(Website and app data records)
+++++
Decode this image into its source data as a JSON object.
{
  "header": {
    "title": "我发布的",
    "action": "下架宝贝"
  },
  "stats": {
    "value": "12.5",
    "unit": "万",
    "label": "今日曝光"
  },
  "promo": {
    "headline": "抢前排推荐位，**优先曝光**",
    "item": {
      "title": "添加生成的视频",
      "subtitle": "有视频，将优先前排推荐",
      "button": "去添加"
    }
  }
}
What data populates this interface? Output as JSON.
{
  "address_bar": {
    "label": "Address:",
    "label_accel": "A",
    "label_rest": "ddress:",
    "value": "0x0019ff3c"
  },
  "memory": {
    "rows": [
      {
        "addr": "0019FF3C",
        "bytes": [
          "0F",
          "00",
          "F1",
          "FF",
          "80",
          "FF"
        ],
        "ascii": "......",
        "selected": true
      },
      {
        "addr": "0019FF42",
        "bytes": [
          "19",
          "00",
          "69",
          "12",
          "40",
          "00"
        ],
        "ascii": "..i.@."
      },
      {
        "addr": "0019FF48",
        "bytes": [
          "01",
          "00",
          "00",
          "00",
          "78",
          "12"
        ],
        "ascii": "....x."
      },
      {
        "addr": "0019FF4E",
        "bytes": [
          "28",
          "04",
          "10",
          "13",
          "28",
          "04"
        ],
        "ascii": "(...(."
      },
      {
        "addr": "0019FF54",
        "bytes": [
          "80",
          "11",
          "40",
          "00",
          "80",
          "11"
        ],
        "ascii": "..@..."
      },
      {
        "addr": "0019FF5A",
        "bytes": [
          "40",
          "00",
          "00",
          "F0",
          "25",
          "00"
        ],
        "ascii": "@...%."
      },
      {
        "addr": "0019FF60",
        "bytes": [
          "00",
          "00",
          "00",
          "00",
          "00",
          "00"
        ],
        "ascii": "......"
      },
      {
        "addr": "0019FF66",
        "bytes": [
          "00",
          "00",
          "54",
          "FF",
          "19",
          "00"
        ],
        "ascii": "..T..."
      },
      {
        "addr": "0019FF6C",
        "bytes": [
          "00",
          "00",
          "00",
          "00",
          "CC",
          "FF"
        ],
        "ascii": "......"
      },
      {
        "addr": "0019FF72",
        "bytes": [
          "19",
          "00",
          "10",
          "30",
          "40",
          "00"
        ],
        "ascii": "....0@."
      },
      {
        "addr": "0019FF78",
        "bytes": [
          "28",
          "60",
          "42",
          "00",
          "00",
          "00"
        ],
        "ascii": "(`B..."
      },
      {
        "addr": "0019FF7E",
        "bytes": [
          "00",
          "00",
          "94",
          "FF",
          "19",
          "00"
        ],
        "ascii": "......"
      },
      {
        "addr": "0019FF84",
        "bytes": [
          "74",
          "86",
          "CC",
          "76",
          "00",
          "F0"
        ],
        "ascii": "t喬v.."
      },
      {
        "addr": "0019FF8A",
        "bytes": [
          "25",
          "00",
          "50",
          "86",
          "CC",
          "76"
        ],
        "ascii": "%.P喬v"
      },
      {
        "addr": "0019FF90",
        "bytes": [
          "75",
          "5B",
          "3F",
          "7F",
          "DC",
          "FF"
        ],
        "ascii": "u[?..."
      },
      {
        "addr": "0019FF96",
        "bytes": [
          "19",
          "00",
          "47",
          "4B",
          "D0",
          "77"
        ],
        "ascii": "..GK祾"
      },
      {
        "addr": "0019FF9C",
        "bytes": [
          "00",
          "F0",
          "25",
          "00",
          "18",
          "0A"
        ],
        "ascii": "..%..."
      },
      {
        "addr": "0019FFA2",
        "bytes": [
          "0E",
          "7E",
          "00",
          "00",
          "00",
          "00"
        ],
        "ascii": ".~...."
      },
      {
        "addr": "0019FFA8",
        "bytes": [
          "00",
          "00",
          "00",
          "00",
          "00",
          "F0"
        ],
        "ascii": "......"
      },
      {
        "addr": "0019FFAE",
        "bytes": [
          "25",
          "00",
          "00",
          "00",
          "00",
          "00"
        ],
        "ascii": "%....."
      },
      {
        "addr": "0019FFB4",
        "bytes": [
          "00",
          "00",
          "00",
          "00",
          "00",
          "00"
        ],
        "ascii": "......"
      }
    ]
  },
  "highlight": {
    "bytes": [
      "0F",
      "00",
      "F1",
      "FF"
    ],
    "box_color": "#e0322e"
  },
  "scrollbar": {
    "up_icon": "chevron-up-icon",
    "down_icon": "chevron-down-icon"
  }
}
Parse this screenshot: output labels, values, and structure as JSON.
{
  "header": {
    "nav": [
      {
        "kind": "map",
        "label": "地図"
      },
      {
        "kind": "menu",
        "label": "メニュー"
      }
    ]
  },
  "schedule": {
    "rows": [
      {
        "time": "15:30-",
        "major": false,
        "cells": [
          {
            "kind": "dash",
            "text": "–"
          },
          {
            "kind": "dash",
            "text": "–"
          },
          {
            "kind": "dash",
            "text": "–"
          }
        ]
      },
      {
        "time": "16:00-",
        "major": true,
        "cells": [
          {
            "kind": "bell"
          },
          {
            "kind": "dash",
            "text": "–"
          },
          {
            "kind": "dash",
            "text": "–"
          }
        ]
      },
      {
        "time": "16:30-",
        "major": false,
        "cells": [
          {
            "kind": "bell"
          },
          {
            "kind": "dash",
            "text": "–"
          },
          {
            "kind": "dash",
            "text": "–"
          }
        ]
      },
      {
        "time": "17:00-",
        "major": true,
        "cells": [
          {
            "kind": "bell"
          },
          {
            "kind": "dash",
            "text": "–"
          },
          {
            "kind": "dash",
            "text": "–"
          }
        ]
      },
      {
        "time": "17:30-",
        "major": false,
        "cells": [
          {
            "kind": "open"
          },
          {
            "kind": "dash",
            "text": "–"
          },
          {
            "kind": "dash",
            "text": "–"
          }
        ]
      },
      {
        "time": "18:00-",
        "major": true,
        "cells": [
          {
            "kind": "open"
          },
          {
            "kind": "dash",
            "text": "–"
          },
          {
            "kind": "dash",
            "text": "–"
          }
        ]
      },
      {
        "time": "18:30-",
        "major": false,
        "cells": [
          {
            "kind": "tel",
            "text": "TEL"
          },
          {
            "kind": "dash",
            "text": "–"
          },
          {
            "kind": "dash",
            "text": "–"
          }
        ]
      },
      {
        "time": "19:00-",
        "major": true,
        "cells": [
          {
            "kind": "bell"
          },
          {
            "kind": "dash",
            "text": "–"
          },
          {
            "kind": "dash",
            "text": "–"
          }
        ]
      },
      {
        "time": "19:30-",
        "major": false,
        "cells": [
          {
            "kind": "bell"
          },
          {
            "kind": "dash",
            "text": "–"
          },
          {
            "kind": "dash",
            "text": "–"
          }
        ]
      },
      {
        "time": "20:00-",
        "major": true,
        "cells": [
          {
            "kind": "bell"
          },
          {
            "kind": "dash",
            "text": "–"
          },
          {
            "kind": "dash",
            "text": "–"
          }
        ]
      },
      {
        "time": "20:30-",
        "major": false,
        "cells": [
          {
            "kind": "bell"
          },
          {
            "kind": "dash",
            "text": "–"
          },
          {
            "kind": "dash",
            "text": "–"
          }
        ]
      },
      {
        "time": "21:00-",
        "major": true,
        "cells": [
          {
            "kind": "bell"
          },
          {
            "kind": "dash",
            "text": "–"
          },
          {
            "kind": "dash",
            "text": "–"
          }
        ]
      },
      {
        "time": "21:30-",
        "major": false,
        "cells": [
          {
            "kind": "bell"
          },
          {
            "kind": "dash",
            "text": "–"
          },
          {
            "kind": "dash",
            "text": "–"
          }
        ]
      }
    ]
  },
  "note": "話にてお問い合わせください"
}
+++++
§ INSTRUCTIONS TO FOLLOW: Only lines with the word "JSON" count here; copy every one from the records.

§ WRITTEN REPLY:
Decode this image into its source data as a JSON object.
What data populates this interface? Output as JSON.
Parse this screenshot: output labels, values, and structure as JSON.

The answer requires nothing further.